About this exercise: Which lines of the records contain the word "期中过稿"? Show each of them.
==== Provided entries
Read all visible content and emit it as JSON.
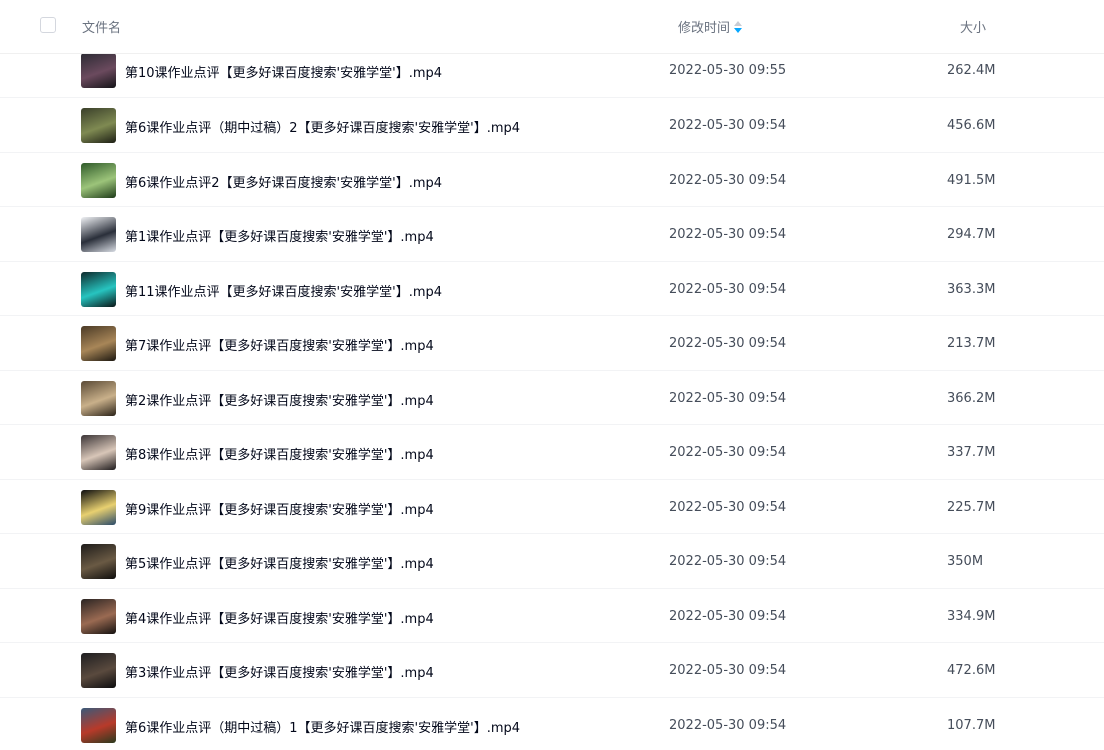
{
  "header": {
    "name_label": "文件名",
    "time_label": "修改时间",
    "size_label": "大小",
    "sort_icon": "sort-descending-icon",
    "sort_accent": "#06a7ff"
  },
  "files": [
    {
      "name": "第10课作业点评【更多好课百度搜索'安雅学堂'】.mp4",
      "time": "2022-05-30 09:55",
      "size": "262.4M",
      "thumb": [
        "#2b2a33",
        "#6b4a5e",
        "#141418"
      ]
    },
    {
      "name": "第6课作业点评（期中过稿）2【更多好课百度搜索'安雅学堂'】.mp4",
      "time": "2022-05-30 09:54",
      "size": "456.6M",
      "thumb": [
        "#3a3f2a",
        "#7f8a52",
        "#1c1e14"
      ]
    },
    {
      "name": "第6课作业点评2【更多好课百度搜索'安雅学堂'】.mp4",
      "time": "2022-05-30 09:54",
      "size": "491.5M",
      "thumb": [
        "#2f5a2a",
        "#9cc47a",
        "#1d3a18"
      ]
    },
    {
      "name": "第1课作业点评【更多好课百度搜索'安雅学堂'】.mp4",
      "time": "2022-05-30 09:54",
      "size": "294.7M",
      "thumb": [
        "#f1f3f6",
        "#2a2f3a",
        "#d9dde4"
      ]
    },
    {
      "name": "第11课作业点评【更多好课百度搜索'安雅学堂'】.mp4",
      "time": "2022-05-30 09:54",
      "size": "363.3M",
      "thumb": [
        "#0d2a2c",
        "#27c4c0",
        "#0a1516"
      ]
    },
    {
      "name": "第7课作业点评【更多好课百度搜索'安雅学堂'】.mp4",
      "time": "2022-05-30 09:54",
      "size": "213.7M",
      "thumb": [
        "#4a3a26",
        "#a88658",
        "#1c1710"
      ]
    },
    {
      "name": "第2课作业点评【更多好课百度搜索'安雅学堂'】.mp4",
      "time": "2022-05-30 09:54",
      "size": "366.2M",
      "thumb": [
        "#5a4a36",
        "#c9b08a",
        "#2a2218"
      ]
    },
    {
      "name": "第8课作业点评【更多好课百度搜索'安雅学堂'】.mp4",
      "time": "2022-05-30 09:54",
      "size": "337.7M",
      "thumb": [
        "#3a3436",
        "#d8c6b8",
        "#1e1a1c"
      ]
    },
    {
      "name": "第9课作业点评【更多好课百度搜索'安雅学堂'】.mp4",
      "time": "2022-05-30 09:54",
      "size": "225.7M",
      "thumb": [
        "#0c0c0e",
        "#e8d070",
        "#2a4a6a"
      ]
    },
    {
      "name": "第5课作业点评【更多好课百度搜索'安雅学堂'】.mp4",
      "time": "2022-05-30 09:54",
      "size": "350M",
      "thumb": [
        "#1e1c1a",
        "#6a5a44",
        "#0e0d0c"
      ]
    },
    {
      "name": "第4课作业点评【更多好课百度搜索'安雅学堂'】.mp4",
      "time": "2022-05-30 09:54",
      "size": "334.9M",
      "thumb": [
        "#2a2422",
        "#9a6a52",
        "#141110"
      ]
    },
    {
      "name": "第3课作业点评【更多好课百度搜索'安雅学堂'】.mp4",
      "time": "2022-05-30 09:54",
      "size": "472.6M",
      "thumb": [
        "#1e1e20",
        "#5a4a3e",
        "#0c0c0e"
      ]
    },
    {
      "name": "第6课作业点评（期中过稿）1【更多好课百度搜索'安雅学堂'】.mp4",
      "time": "2022-05-30 09:54",
      "size": "107.7M",
      "thumb": [
        "#3a5a7a",
        "#b83a2a",
        "#2a3a1e"
      ]
    }
  ]
}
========
Answer to the exercise:
      "name": "第6课作业点评（期中过稿）2【更多好课百度搜索'安雅学堂'】.mp4",
      "name": "第6课作业点评（期中过稿）1【更多好课百度搜索'安雅学堂'】.mp4",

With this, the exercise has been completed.